Heptio launched an open source initiative to help manage the flow of traffic into hybrid cloud environments that include multiple Kubernetes clusters and traditional infrastructure technologies like OpenStack.
Heptio worked with Yahoo Japan subsidiary Actapio on the Gimbal project. That initial work focused on infusing Kubernetes into Yahoo Japan’s infrastructure that already included an OpenStack architecture. This is becoming a common request by enterprises looking to merge legacy systems with container platforms.
“We approached Heptio to help us modernize our infrastructure with Kubernetes without ripping out legacy investments in OpenStack and other backend systems,” said Norifumi Matsuya, CEO and president at Actapio, in a statement. “Application delivery at scale is key to our business. We needed faster service discovery and canary deployment capability that provides instant rollback and performance measurement.”
Vendors have been aggressively targeting this space, noting many of their large enterprise customers are struggling to deploy containers and Kubernetes into production environments. Both IBM and Cisco in the past few months have rolled out platforms looking to bridge this gap.
What is Gimbal?
The Gimbal initiative is at its heart a load-balancing platform that manages web traffic across backend applications.

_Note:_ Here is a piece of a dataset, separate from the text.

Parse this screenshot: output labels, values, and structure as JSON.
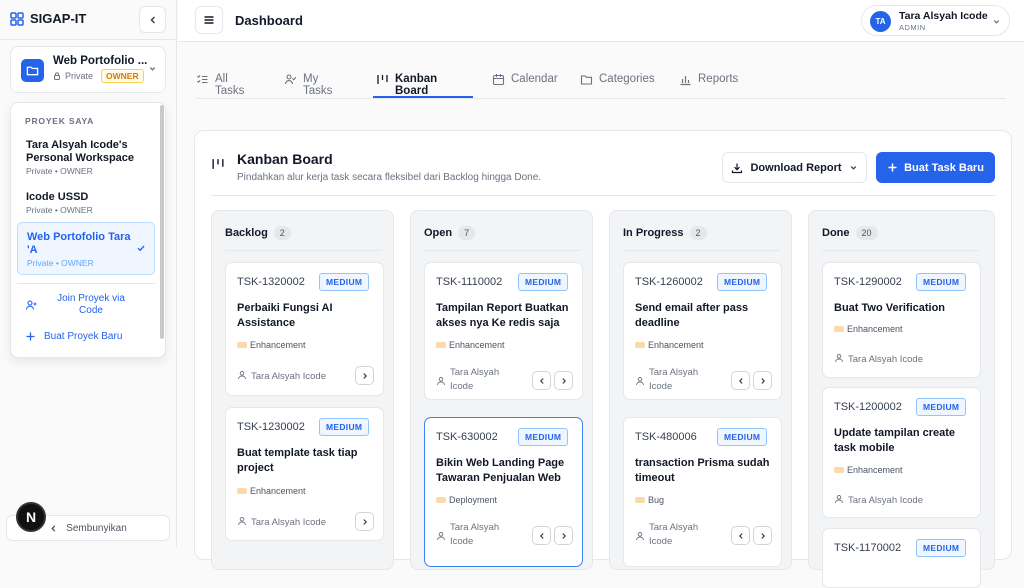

It’s built on Kubernetes so it can run on commodity infrastructure instead of proprietary systems needed by traditional load balancers. It also uses Kubernetes’ native role based access control (RBAC) and an extensible API to allow an organization to manage the platform.
Routing and policy configurations are managed by Heptio’s Contour platform. That platform is a Kubernetes controller that uses Envoy, which is a Lyft-developed proxy that makes the network transparent to applications. Envoy is also the basis for the Istio project that provides visibility into microservices without the need to change application code.
Gimbal also provides metrics that are compatible with Prometheus for monitoring and alerts. Prometheus is a container-monitoring platform that collects metrics from configured services at specific intervals, evaluates that data to established rules, produces results, and triggers an alarm if a specified rule is part of those results.
Gimbal is cloud agnostic and can handle traffic for bare metal and on-premises environments. The initial version of the platform supports Kubernetes deployments beginning with the 1.7 release and initial OpenStack support beginning with the Mitaka release. Support for Amazon EC2 and VMware are in the works. The initial Gimbal release is also focused on environments with routable container networks, with plans to add support for overlay or other restricted networking environments.
Heptio Likes Kubernetes
Heptio from its inception has had a close relationship with Kubernetes. It formed in late 2016 under the guise of making the Kubernetes platform more accessible to developers running apps on premises or in the public cloud.
Heptio CEO Craig McLuckie and CTO Joe Beda were part of the initial Kubernetes team at Google. Kubernetes began as Google’s Borg platform before being spun out into the open source community. It currently resides inside the Linux Foundation’s Cloud Native Computing Foundation (CNCF).
Heptio last September scored $25 million in Series B funding, which was added to the $8.5 million it attracted as part of its founding. Beda at that time said the firm planned to accelerate growth and begin looking beyond just Kubernetes in supporting enterprises as they move into the hybrid cloud environment.
Heptio earlier this year launched a container distribution that used a “true open source” version of Kubernetes.